In April, two big earthquakes occurred beneath the Indian Ocean, far from the usual danger zones. The quakes triggered 11 aftershocks that measured 5.5 or greater in the six days that followed, including one as big as magnitude seven.
Remote shocks were felt 10,000 to 20,000 kilometres away, halfway round the globe.
"It was jaw-dropping," Dr Thorne Lay, a professor of earth and planetary sciences at the University of California Santa Cruz, said. "It was like nothing we'd ever seen."
Hong Kong has no laws requiring buildings to meet earthquake resistance standards in design and construction.
A public consultation, which began last week, proposes a tailor-made plan be formulated if statutory seismic-resistant building design standards are introduced. It should consider international standards and Hong Kong's geology, topography and construction practices.

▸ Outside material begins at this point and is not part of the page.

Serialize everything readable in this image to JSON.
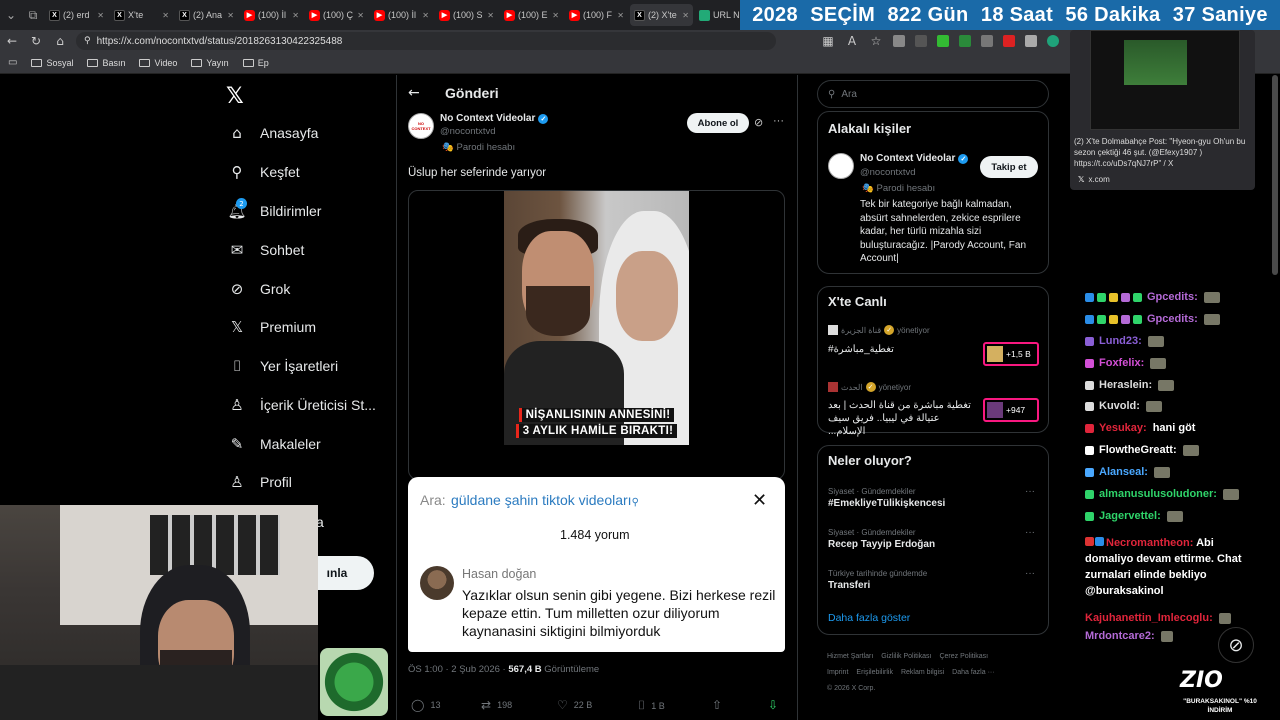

The government has released the findings of a previous consultancy study on the safety of the city's structures in the event of a quake. Local structural engineering experts welcomed the move.
Greg Wong Chak-yan, former president of the Institution of Engineers, said he believed many buildings were in dire need of an upgrade.
"In the 1950s, buildings did not need a structural engineer to design and be responsible for the structure," Wong said. "Now we need to move with the times."
In Shenzhen and Macau, buildings had been designed and built to counteract the threat of a quake, he said.
"Requiring that buildings be specially designed here in case of earthquakes is a rational step. This region is of moderate seismicity and this [thinking] is in line with [building designs] in cities only kilometres from Hong Kong."
He did not think quake activities had worsened in this region, but warned that frequency was not the point.
"Earthquake risks are now higher because of the greater consequences, and the increased economic damages and injuries that just one would bring," he said.
Lau Chi-kin, chairman of the structural advisory panel for the Hong Kong Institution of Engineers, agreed with Wong's appraisal.
Lau noted that recent minor earthquakes in cities worldwide showed one could never fully eliminate the danger.
"A suitable seismic design provision would certainly enhance performance of our building structures for the coming years," he said.